It's going to take hard work to increase science funding in this budget cycle and in following years. The budget deal worked out between Congress and the Obama Administration will keep spending in check for many years to come. While there is the will to increase science funding, as shown by the President's remarks last week, finding the way to increase it will be challenging. The effort will require all of us to be a voice for the value of science for the health of our nation, from the local classroom to the town hall to the halls of Congress.
Publishing Matters

Applied Physics Letters' 50th Anniversary
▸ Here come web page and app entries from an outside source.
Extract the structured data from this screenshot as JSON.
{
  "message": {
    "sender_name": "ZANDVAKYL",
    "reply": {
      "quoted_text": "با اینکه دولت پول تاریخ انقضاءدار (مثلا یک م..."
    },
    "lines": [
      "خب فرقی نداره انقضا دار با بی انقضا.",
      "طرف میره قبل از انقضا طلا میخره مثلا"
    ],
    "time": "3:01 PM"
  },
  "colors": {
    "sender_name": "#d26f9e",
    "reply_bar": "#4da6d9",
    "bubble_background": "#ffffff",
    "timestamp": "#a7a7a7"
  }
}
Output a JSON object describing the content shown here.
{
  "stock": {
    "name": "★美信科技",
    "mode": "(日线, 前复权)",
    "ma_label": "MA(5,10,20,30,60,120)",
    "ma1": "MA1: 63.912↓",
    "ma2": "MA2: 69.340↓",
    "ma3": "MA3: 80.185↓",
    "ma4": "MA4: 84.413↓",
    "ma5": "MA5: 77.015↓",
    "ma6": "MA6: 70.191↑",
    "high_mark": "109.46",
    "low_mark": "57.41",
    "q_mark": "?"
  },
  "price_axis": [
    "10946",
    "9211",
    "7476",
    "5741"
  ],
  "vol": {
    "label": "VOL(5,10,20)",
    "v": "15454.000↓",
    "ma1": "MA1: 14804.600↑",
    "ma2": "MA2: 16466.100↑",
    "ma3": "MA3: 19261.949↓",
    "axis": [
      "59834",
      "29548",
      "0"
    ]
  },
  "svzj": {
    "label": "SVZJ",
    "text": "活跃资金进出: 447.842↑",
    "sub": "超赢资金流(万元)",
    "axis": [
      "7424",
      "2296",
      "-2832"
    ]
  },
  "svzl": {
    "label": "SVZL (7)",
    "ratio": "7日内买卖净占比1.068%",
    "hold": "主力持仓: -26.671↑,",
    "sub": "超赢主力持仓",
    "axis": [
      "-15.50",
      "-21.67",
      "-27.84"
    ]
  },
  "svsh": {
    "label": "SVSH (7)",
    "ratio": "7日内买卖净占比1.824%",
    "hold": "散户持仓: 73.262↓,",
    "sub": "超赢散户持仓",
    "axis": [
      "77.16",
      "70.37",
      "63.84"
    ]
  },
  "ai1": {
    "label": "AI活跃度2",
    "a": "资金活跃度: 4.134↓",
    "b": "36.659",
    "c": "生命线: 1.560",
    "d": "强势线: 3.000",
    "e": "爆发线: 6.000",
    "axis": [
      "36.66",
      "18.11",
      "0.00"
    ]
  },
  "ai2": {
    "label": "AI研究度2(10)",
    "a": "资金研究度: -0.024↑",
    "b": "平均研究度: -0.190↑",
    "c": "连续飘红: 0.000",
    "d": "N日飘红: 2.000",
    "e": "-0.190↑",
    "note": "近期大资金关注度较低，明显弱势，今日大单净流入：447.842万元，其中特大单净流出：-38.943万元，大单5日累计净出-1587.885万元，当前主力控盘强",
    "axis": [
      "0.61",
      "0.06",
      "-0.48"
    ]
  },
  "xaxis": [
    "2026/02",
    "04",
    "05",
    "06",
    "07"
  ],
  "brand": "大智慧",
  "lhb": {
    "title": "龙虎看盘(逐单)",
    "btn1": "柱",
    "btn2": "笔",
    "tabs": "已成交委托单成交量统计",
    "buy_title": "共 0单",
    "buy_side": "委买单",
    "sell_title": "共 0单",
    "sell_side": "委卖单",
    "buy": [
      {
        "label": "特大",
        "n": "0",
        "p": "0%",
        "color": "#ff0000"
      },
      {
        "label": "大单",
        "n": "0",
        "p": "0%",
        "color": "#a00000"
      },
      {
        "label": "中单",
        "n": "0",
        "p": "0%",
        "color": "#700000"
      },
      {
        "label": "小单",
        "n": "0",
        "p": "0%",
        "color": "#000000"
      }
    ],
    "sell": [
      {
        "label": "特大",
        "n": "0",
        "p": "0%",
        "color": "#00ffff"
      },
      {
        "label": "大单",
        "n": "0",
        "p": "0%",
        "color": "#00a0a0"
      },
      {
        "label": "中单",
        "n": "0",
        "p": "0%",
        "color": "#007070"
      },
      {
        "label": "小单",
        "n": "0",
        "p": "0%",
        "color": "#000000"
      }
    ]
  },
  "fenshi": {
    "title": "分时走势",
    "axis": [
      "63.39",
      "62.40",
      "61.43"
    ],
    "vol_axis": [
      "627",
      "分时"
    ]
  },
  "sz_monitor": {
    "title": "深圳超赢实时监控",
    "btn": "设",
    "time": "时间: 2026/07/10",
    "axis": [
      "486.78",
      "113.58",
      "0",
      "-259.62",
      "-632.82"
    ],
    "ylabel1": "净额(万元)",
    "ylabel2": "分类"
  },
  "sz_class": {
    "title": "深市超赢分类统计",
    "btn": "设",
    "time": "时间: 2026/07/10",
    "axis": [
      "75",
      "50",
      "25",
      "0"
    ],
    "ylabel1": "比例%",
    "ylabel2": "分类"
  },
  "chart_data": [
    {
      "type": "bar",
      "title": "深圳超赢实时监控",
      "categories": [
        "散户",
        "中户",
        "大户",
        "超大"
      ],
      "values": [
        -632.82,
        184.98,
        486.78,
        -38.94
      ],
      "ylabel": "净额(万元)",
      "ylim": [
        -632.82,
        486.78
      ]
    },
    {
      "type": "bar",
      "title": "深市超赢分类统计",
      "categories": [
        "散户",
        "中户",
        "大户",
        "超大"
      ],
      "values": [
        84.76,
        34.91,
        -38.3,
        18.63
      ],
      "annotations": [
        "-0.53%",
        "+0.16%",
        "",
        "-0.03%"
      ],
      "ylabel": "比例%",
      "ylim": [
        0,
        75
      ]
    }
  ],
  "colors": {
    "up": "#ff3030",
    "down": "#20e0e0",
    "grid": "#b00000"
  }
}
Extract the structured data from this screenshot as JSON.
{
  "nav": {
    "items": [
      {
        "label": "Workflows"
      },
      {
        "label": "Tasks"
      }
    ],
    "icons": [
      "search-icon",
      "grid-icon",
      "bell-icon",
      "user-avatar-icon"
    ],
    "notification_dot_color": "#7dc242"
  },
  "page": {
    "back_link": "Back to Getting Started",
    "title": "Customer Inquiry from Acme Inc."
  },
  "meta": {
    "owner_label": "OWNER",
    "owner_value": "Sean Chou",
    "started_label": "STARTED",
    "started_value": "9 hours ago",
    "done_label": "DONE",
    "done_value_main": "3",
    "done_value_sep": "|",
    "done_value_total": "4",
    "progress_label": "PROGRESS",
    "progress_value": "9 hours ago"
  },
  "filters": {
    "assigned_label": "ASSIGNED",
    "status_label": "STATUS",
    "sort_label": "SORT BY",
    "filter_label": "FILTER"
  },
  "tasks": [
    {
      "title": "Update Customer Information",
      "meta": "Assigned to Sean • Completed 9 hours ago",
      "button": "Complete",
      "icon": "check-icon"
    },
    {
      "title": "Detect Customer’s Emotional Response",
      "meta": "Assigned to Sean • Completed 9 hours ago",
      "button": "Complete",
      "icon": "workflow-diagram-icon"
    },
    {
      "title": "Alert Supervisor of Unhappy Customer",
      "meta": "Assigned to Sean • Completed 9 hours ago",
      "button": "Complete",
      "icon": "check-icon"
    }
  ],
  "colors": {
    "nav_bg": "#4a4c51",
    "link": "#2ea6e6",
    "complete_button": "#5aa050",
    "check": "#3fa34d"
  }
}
50th Anniversary From the APL website: "The first year of Applied Physics Letters ran approximately 15 articles every two weeks. Since the first issue, published in September 1962, the journal has evolved to meet the changing needs of the scientific community and to follow the trends of the applied physics field. In the last issue of 2011, a week's worth of Applied Physics Letters amounts to more than 160 articles across a broad range of topics, all highly relevant and highly cited."

Now, as APL enters its 50th year of serving the needs of physicists and scientists around the globe, we invite you to not only look back at the most highly cited papers from the past 50 years, but also to look forward to another 50 exciting years on the cutting edge of scientific discovery!

APL screenshot

To mark this milestone, several important changes are underway. A revised table of contents reflects changes in topical coverage within the applied physics community. An increased length limit for articles will provide authors with more flexibility. New sections are also planned. For details, see Editor Nghi Q. Lam's announcement on the APL website.
Physics Resources Matters

CiSE playing cards highlight computing history

CiSE playing cards Last year Computing in Science and Engineering (CiSE) produced a deck of playing cards that depict the history of computing. Each of the 54 cards features a different instrument—from ancient calculating mechanisms to the most recent computers and smart devices—that changed our computing paradigms. This year CiSE published an illustrated companion booklet that includes a description of each instrument and its relevance. Together, the cards and booklet constitute a unique presentation of computing history. The project was spearheaded by George Thiruvathukal, an associate editor-in-chief of CiSE and professor of computer science at Loyola University in Chicago. The cards and booklets are available at the AIP store.

The ever-mesmerizing Slinky

The Knight Science Journalism (KSJ) Tracker, a peer-review site for science journalists, recently gave a nod to Inside Science manager Ben Stein for his story that hit just before the holidays, Secrets of the 'Levitating' Slinky. Stein writes: slinky
Spurred by a wave of recent web videos showing the bottom of a dropped Slinky hovering dramatically in midair, physicists have provided new insights into this phenomenon, from the existence of shock waves in the falling Slinky, to a remarkably universal "levitation" time for a Slinky on other planets or moons despite their different gravitational fields.
Read the full story on Inside Science. KSJ aims to provide science reporters and editors with "timely access to the work of peers across the country, [so] they can better evaluate and improve their own performance."
Coming Up

Monday, January 30

  • AIP Advisory Panel on Committees meeting (College Park, MD)
  • AIP Executive Committee meeting (College Park, MD)

Tuesday, January 31

  • eating ice cream Employee appreciation ice cream social (Melville, NY)
    Bring your sweet tooth and leave your diet at your desk!

Wednesday–Friday, February 1–3

  • 2012 PSP Annual Conference, "Prospering with Digital: Making Investments Pay" (Washington, DC)

Thursday, February 2

  • Super Bowl XLV ACP Super Bowl kickoff lunch, 12–1 pm (College Park, MD)
    Come and join your fellow ACP staffers and put your game face on. All are encouraged to wear your favorite team's jersey or gear!

February 3–8

  • AAPT Winter Meeting (Ontario, CA)